Such is the way of the spirit of God. Such is God’s ardent hope for you. So, put on the T-shirt that admonishes you to breathe through every challenge, struggle and opportunity of your life. Know God’s spirit breathes with you. Then you will understand who you already are, like Rosie — a jewel of a human being, reflecting facet after facet of the creative Spirit of God.

We are here together in this room. God is here. You don’t have to be afraid — the doors are open, not locked, and the world is outside waiting for you. Etch this experience into your memory; because at some time in your life, you will know what it means to be barricaded in a small room from which there is no apparent way out — a place locked off from the rest of the world. That experience may come from a broken relationship, a dream dashed, the loss of one you love, or the cold iron of betrayal. You will find yourself hiding, turned in on your own fear; staring at the futility of a locked door, the hard walls of whatever is pressing in on your very soul.

But learn this lesson well: you may lock the door — God still wants to find a way to enter. Expend whatever energy it takes to live in that belief; rely on the power of your own determination, the hand of someone who loves you, or the need of someone who depends on you. After that door opens — as is the way with grace and God’s spirit graciously given — the power of your intellect, your talent, your commitment, your heart will take over.
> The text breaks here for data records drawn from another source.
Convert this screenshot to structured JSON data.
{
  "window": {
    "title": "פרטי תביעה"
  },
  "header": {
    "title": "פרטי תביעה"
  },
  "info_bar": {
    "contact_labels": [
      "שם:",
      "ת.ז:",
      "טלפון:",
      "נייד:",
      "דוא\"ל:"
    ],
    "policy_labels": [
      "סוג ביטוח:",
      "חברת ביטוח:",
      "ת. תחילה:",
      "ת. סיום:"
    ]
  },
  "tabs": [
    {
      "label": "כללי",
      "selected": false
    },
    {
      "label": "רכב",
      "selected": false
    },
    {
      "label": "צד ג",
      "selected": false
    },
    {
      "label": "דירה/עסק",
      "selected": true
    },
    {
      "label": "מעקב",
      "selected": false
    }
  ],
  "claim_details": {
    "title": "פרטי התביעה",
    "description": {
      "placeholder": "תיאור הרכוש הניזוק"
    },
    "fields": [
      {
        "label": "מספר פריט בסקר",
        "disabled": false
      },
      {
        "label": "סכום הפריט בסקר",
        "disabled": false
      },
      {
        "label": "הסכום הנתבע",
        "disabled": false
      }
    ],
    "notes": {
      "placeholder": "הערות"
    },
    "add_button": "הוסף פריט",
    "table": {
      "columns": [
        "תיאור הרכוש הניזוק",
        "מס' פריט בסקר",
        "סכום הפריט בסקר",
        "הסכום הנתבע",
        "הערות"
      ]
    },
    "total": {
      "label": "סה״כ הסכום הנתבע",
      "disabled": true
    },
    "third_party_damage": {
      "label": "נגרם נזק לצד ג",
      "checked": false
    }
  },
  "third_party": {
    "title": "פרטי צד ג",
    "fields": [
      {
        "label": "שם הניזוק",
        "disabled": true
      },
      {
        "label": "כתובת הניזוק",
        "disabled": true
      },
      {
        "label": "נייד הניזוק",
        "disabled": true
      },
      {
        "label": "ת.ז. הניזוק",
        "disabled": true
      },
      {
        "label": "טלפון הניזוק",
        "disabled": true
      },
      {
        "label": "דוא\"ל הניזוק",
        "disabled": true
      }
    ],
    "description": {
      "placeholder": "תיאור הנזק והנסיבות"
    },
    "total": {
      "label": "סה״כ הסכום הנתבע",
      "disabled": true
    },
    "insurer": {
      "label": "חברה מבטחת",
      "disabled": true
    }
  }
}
Denise Levertov’s words describe a day like Pentecost, one very much like this morning. “A certain day became a presence to me; there it was, confronting me. And before it started to descend, it leaned over and struck my shoulder as if with the flat of a sword, granting me honor and a task. And what I heard was my whole self saying and singing what it already knew: I can.”

From these words, breathe … then take heart.